* [Problem description]: Look through the entries below, please, and copy every line with the word "title".
>>>
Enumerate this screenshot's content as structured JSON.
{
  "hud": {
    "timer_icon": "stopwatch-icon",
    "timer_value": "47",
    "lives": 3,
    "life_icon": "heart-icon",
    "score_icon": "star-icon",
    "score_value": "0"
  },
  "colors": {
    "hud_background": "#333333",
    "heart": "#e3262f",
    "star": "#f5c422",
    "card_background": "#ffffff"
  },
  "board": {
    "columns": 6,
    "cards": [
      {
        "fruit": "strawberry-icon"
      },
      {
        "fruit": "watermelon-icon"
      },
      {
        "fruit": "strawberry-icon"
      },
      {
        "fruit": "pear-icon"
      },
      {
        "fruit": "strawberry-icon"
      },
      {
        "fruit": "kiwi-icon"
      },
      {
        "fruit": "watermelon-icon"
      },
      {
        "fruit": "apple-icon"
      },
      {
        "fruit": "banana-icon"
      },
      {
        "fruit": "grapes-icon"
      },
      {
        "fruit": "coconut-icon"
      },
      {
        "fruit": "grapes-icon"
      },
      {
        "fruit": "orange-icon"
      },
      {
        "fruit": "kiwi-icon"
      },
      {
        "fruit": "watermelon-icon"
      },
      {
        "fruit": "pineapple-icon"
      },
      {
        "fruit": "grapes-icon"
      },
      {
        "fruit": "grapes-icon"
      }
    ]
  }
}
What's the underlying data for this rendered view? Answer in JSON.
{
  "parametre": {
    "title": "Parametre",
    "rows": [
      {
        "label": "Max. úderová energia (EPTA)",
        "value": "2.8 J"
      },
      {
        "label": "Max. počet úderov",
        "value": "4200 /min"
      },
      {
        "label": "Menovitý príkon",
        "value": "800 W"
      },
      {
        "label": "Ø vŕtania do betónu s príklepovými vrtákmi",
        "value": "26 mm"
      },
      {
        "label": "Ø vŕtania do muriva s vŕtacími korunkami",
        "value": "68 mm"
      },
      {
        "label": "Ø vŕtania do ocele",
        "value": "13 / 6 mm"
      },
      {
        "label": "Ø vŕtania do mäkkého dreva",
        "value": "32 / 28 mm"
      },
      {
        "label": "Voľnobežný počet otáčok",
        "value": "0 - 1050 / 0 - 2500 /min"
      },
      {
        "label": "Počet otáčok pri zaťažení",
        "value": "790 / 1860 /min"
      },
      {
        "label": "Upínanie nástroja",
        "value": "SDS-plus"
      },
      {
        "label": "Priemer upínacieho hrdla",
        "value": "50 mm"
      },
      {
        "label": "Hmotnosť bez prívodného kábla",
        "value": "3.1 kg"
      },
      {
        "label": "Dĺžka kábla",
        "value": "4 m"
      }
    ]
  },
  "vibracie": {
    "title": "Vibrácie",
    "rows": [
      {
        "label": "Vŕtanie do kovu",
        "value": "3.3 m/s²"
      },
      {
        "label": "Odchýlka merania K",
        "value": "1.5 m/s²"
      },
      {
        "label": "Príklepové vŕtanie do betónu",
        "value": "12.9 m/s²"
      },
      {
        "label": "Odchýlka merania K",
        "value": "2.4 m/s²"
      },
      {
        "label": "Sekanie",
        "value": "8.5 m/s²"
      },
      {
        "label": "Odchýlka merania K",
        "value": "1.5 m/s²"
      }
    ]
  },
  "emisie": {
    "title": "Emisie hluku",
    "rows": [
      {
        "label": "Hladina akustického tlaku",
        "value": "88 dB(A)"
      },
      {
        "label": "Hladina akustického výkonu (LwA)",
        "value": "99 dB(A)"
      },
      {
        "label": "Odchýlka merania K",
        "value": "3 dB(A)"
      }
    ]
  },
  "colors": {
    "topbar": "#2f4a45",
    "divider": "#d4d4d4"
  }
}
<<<
* [Reply to the exercise]:
    "title": "Parametre",
    "title": "Vibrácie",
    "title": "Emisie hluku",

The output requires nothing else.